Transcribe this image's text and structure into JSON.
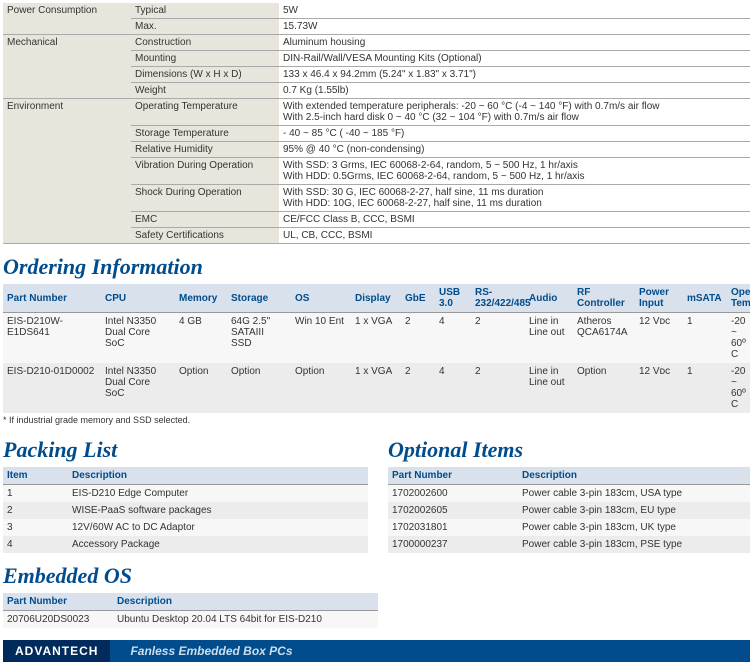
{
  "spec": {
    "power": {
      "cat": "Power Consumption",
      "rows": [
        [
          "Typical",
          "5W"
        ],
        [
          "Max.",
          "15.73W"
        ]
      ]
    },
    "mech": {
      "cat": "Mechanical",
      "rows": [
        [
          "Construction",
          "Aluminum housing"
        ],
        [
          "Mounting",
          "DIN-Rail/Wall/VESA Mounting Kits (Optional)"
        ],
        [
          "Dimensions (W x H x D)",
          "133 x 46.4 x 94.2mm (5.24\" x 1.83\" x 3.71\")"
        ],
        [
          "Weight",
          "0.7 Kg (1.55lb)"
        ]
      ]
    },
    "env": {
      "cat": "Environment",
      "rows": [
        [
          "Operating Temperature",
          "With extended temperature peripherals: -20 ~ 60 °C (-4 ~ 140 °F) with 0.7m/s air flow\nWith 2.5-inch hard disk 0 ~ 40 °C (32 ~ 104 °F) with 0.7m/s air flow"
        ],
        [
          "Storage  Temperature",
          "- 40 ~ 85 °C ( -40 ~ 185 °F)"
        ],
        [
          "Relative Humidity",
          "95% @ 40 °C (non-condensing)"
        ],
        [
          "Vibration During Operation",
          "With SSD: 3 Grms, IEC 60068-2-64, random, 5 ~ 500 Hz, 1 hr/axis\nWith HDD: 0.5Grms, IEC 60068-2-64, random, 5 ~ 500 Hz, 1 hr/axis"
        ],
        [
          "Shock During Operation",
          "With SSD: 30 G, IEC 60068-2-27, half sine, 11 ms duration\nWith HDD: 10G, IEC 60068-2-27, half sine, 11 ms duration"
        ],
        [
          "EMC",
          "CE/FCC Class B, CCC, BSMI"
        ],
        [
          "Safety Certifications",
          "UL, CB, CCC, BSMI"
        ]
      ]
    }
  },
  "ordering": {
    "title": "Ordering Information",
    "headers": [
      "Part Number",
      "CPU",
      "Memory",
      "Storage",
      "OS",
      "Display",
      "GbE",
      "USB 3.0",
      "RS-232/422/485",
      "Audio",
      "RF Controller",
      "Power Input",
      "mSATA",
      "Operating Temperature*"
    ],
    "rows": [
      [
        "EIS-D210W-E1DS641",
        "Intel N3350 Dual Core SoC",
        "4 GB",
        "64G 2.5\" SATAIII SSD",
        "Win 10 Ent",
        "1 x VGA",
        "2",
        "4",
        "2",
        "Line in\nLine out",
        "Atheros QCA6174A",
        "12 Vᴅᴄ",
        "1",
        "-20 ~ 60º C"
      ],
      [
        "EIS-D210-01D0002",
        "Intel N3350 Dual Core SoC",
        "Option",
        "Option",
        "Option",
        "1 x VGA",
        "2",
        "4",
        "2",
        "Line in\nLine out",
        "Option",
        "12 Vᴅᴄ",
        "1",
        "-20 ~ 60º C"
      ]
    ],
    "note": "* If industrial grade memory and SSD selected."
  },
  "packing": {
    "title": "Packing List",
    "headers": [
      "Item",
      "Description"
    ],
    "rows": [
      [
        "1",
        "EIS-D210 Edge Computer"
      ],
      [
        "2",
        "WISE-PaaS software packages"
      ],
      [
        "3",
        "12V/60W AC to DC Adaptor"
      ],
      [
        "4",
        "Accessory Package"
      ]
    ]
  },
  "optional": {
    "title": "Optional Items",
    "headers": [
      "Part Number",
      "Description"
    ],
    "rows": [
      [
        "1702002600",
        "Power cable 3-pin 183cm, USA type"
      ],
      [
        "1702002605",
        "Power cable 3-pin 183cm, EU type"
      ],
      [
        "1702031801",
        "Power cable 3-pin 183cm, UK type"
      ],
      [
        "1700000237",
        "Power cable 3-pin 183cm, PSE type"
      ]
    ]
  },
  "embedded": {
    "title": "Embedded OS",
    "headers": [
      "Part Number",
      "Description"
    ],
    "rows": [
      [
        "20706U20DS0023",
        "Ubuntu Desktop 20.04 LTS 64bit for EIS-D210"
      ]
    ]
  },
  "footer": {
    "logo": "ADVANTECH",
    "text": "Fanless Embedded Box PCs"
  }
}
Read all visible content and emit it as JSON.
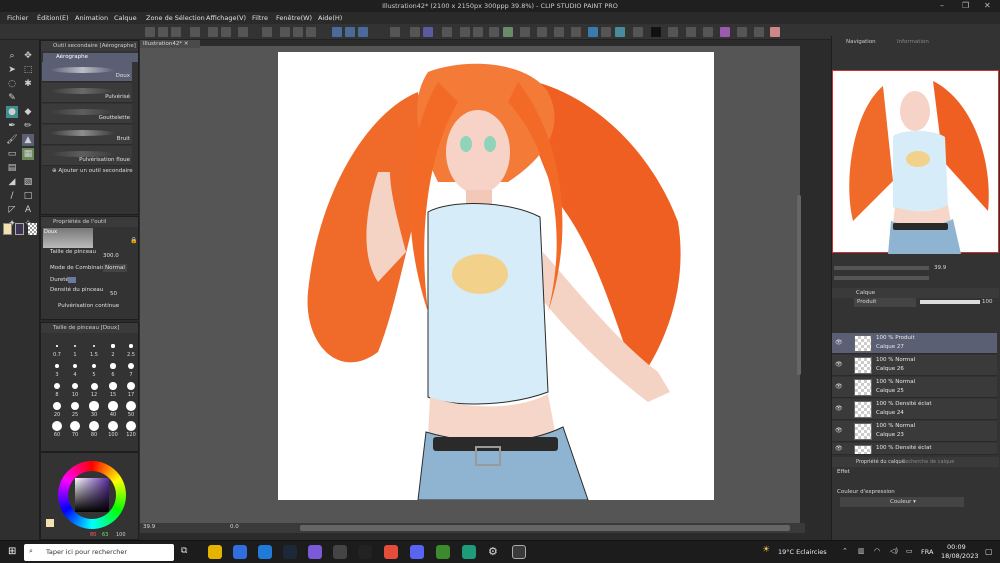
{
  "window": {
    "title": "Illustration42* (2100 x 2150px 300ppp 39.8%) - CLIP STUDIO PAINT PRO"
  },
  "menu": [
    "Fichier",
    "Édition(E)",
    "Animation",
    "Calque",
    "Zone de Sélection",
    "Affichage(V)",
    "Filtre",
    "Fenêtre(W)",
    "Aide(H)"
  ],
  "doc_tab": "Illustration42*",
  "subtool_panel": {
    "title": "Outil secondaire [Aérographe]",
    "group": "Aérographe",
    "items": [
      "Doux",
      "Pulvérisé",
      "Gouttelette",
      "Bruit",
      "Pulvérisation floue"
    ],
    "add_label": "Ajouter un outil secondaire"
  },
  "tool_props": {
    "title": "Propriétés de l'outil",
    "preset": "Doux",
    "brush_size_label": "Taille de pinceau",
    "brush_size_value": "300.0",
    "blend_label": "Mode de Combinaison",
    "blend_value": "Normal",
    "hardness_label": "Dureté",
    "density_label": "Densité du pinceau",
    "density_value": "50",
    "continuous_label": "Pulvérisation continue"
  },
  "brush_size_panel": {
    "title": "Taille de pinceau [Doux]",
    "sizes": [
      "0.7",
      "1",
      "1.5",
      "2",
      "2.5",
      "3",
      "4",
      "5",
      "6",
      "7",
      "8",
      "10",
      "12",
      "15",
      "17",
      "20",
      "25",
      "30",
      "40",
      "50",
      "60",
      "70",
      "80",
      "100",
      "120"
    ]
  },
  "color": {
    "r": "80",
    "g": "63",
    "b": "100",
    "main": "#3d3352",
    "accent": "#5a5f74"
  },
  "navigator": {
    "tab1": "Navigation",
    "tab2": "Information"
  },
  "nav_zoom": "39.9",
  "layer_panel": {
    "title": "Calque",
    "blend": "Produit",
    "opacity": "100",
    "layers": [
      {
        "mode": "100 % Produit",
        "name": "Calque 27",
        "selected": true
      },
      {
        "mode": "100 % Normal",
        "name": "Calque 26",
        "selected": false
      },
      {
        "mode": "100 % Normal",
        "name": "Calque 25",
        "selected": false
      },
      {
        "mode": "100 % Densité éclat",
        "name": "Calque 24",
        "selected": false
      },
      {
        "mode": "100 % Normal",
        "name": "Calque 23",
        "selected": false
      },
      {
        "mode": "100 % Densité éclat",
        "name": "",
        "selected": false
      }
    ]
  },
  "props_panel": {
    "tab1": "Propriété du calque",
    "tab2": "Recherche de calque",
    "effect_label": "Effet",
    "expr_label": "Couleur d'expression",
    "expr_value": "Couleur"
  },
  "status": {
    "zoom": "39.9",
    "angle": "0.0"
  },
  "taskbar": {
    "search": "Taper ici pour rechercher",
    "weather": "19°C  Eclaircies",
    "lang": "FRA",
    "time": "00:09",
    "date": "18/08/2023"
  }
}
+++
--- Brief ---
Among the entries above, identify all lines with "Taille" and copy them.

--- Answer to this task ---
    "brush_size_label": "Taille de pinceau",
    "title": "Taille de pinceau [Doux]",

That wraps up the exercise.